How to Plant Oxalis Bulbs and Rhizomes
Knowing how to plant oxalis bulbs as well as how and when to lift and overwinter them indoors is an important part of growing these lush foliage plants at home.
Sometimes called shamrocks or false shamrocks, oxalis species, such the iron cross shamrock (Oxalis deppei) and purple shamrock (Oxalis triangularis), are widely grown as houseplants and as outdoor ornamental plants within USDA plant hardiness zones 8 to 11.
Although they grow best under cool conditions, oxalis plants will not tolerate cold. They must be planted in spring, and the bulbs must be lifted and overwintered indoors in colder climates outside their preferred hardiness zone range.
All parts of oxalis plants are mildly poisonous, especially to horses.
Common Varieties of Oxalis
Most common oxalis species resemble each other, but there are notable differences among them. Some species have bulbous roots called "pips," while others have carrot-like rhizomes.
All oxalis species share a similar sensitivity to cold conditions, and the plants need to be lifted from the ground regardless of whether they have bulbs or rhizomes.
Planting Oxalis Bulbs or Rhizomes
The process of planting oxalis bulbs or rhizomes should be done in spring after all frost danger has passed, regardless of whether you are planting them in the garden or in pots to be grown indoors.
Oxalis can be invasive, so consider installing a root barrier around the bed where the plant is growing.
Planting Oxalis in the Garden
Oxalis plants are sensitive to strong sunlight and dry conditions, so choose a planting site in a lightly shaded area of the garden with moist, fast-draining soil.
- Amend the bed with a 3- to 4-inch-thick layer of compost worked into the top 6 to 8 inches of soil.
- Incorporate slow-release, high-nitrogen fertilizer, such as 12-6-6, into the bed at a rate of 2 pounds per 100 square feet of area.
- Dig a planting hole that is just deep enough to hold the bulbs. Set the bulbs in the hole horizontally.
- Plant the bulbs or rhizomes so that they are just below the soil surface; the root structure should neither be exposed nor deeply covered with soil. Space them 8 to 12 inches apart.
- Water the oxalis deeply after planting. Spread a 1- to 2-inch-thick layer of mulch over the planting site.
Planting Oxalis in Pots
Potted oxalis plants need plenty of moisture but also good drainage, so choose high-quality potting soil with perlite and a pot with at least one drainage hole at the base.
- Fill the bottom half or two-thirds of the pot with potting soil. Nestle the rhizomes or bulbs into the soil horizontally.
- Add soil to the pot until the bulbs or rhizomes are completely covered but resting just below the surface of the soil.

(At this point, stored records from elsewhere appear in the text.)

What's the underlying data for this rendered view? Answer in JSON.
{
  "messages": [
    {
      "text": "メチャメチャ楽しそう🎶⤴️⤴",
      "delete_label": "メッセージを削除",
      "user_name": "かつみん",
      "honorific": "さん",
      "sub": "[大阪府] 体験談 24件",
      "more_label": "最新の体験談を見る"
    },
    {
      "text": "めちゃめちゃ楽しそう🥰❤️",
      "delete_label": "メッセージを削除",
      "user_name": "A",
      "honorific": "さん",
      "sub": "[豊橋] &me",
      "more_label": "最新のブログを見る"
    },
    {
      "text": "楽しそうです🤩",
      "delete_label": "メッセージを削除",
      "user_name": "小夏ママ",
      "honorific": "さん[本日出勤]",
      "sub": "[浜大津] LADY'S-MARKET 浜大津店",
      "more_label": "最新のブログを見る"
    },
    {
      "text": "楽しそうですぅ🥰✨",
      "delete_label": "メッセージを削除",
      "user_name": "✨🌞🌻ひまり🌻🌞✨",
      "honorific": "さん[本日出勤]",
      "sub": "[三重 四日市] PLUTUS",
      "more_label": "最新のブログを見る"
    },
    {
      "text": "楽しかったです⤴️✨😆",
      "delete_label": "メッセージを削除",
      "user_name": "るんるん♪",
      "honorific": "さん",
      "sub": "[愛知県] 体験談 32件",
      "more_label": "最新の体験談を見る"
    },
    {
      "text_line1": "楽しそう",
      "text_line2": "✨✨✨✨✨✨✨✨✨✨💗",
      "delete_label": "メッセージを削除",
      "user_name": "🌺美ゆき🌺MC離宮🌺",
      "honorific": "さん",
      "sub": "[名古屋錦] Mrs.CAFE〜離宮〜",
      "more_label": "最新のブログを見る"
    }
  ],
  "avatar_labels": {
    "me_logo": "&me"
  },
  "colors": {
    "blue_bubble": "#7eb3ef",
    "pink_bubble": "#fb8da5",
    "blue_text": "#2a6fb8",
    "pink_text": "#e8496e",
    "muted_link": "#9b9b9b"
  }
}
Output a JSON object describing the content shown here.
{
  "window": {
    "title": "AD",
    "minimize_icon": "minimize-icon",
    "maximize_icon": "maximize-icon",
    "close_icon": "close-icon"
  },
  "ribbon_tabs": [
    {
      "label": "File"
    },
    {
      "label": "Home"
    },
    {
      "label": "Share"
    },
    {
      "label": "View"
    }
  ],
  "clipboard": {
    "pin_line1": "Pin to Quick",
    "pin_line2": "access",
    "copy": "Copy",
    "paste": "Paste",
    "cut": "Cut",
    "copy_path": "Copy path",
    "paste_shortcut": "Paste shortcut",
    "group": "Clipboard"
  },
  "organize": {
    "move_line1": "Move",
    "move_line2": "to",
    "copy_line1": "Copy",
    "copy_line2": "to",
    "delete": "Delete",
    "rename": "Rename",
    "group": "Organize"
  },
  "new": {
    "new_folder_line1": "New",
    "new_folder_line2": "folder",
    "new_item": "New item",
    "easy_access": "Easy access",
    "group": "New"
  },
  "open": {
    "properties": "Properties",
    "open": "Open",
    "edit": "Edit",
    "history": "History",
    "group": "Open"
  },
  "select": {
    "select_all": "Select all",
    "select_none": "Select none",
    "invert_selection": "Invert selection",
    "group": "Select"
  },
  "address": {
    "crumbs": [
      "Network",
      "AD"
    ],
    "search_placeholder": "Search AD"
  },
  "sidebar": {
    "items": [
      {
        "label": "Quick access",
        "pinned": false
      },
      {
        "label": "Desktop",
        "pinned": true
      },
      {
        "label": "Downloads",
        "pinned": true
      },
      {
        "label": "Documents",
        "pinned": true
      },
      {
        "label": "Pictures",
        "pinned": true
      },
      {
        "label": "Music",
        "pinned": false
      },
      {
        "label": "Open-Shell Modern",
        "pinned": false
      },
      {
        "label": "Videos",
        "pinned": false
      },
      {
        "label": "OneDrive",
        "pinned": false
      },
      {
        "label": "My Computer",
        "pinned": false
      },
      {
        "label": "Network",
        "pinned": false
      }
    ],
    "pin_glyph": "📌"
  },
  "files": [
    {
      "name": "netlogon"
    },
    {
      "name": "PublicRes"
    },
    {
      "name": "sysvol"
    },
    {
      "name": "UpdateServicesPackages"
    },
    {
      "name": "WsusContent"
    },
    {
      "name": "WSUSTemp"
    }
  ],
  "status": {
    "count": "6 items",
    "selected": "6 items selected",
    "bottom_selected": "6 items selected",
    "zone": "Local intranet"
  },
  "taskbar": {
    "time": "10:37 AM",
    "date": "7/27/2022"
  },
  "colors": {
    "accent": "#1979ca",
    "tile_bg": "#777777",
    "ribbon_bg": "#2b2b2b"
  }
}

- Water well after planting the oxalis bulbs or rhizomes. Add water until it runs freely from the base of the pot.
- Set the pot in a bright, sunny location with some midday shade. Dappled light all day works well too.
Clay pots are a good choice for growing oxalis, because the material absorbs water and can help regulate soil moisture levels.
Overwintering Oxalis Bulbs
In colder climates, oxalis bulbs need to be overwintered indoors. Potted oxalis plants can simply be brought indoors and kept in a cool, bright room, while oxalis plants grown in the ground must be dug up and the bulbs or rhizomes stored indoors.
- Prepare the bulbs for overwintering in late summer or early autumn after the foliage has dried up and died back.
- Cut back the foliage to ground level using pruning shears. Dig up the bulbs or rhizomes using a garden fork or a short shovel.
- Remove the caked-on dirt from around the bulbs, but do not break apart the bulb cluster.
- Store the bulbs in a paper bag or box filled with dry material, such as vermiculite, sawdust, coir or sphagnum moss.
- Place the storage container in a cool, dry and dark location where temperatures stay between 40 and 50°F.
- Replant the bulbs in spring after all frost danger has passed.
- Many oxalis varieties go through several dormancy periods in a year where the plant appears to die. Pinch off the dead leaves and stop watering. The plant will resume growing again in about three months.
- Fertilize potted oxalis once a month when it is not dormant with a standard houseplant fertilizer.
- Oxalis does not tolerate dry conditions. Water more often during hot, dry weather if the plant is not in its dormant stage.
Sasha Degnan holds a Bachelor of Arts degree in English Literature and Anthropology. Her written work has appeared in both online and print publications. She is a certified Master Gardener and dedicated plant enthusiast with decades of experience growing and propagating native and exotic plant varieties.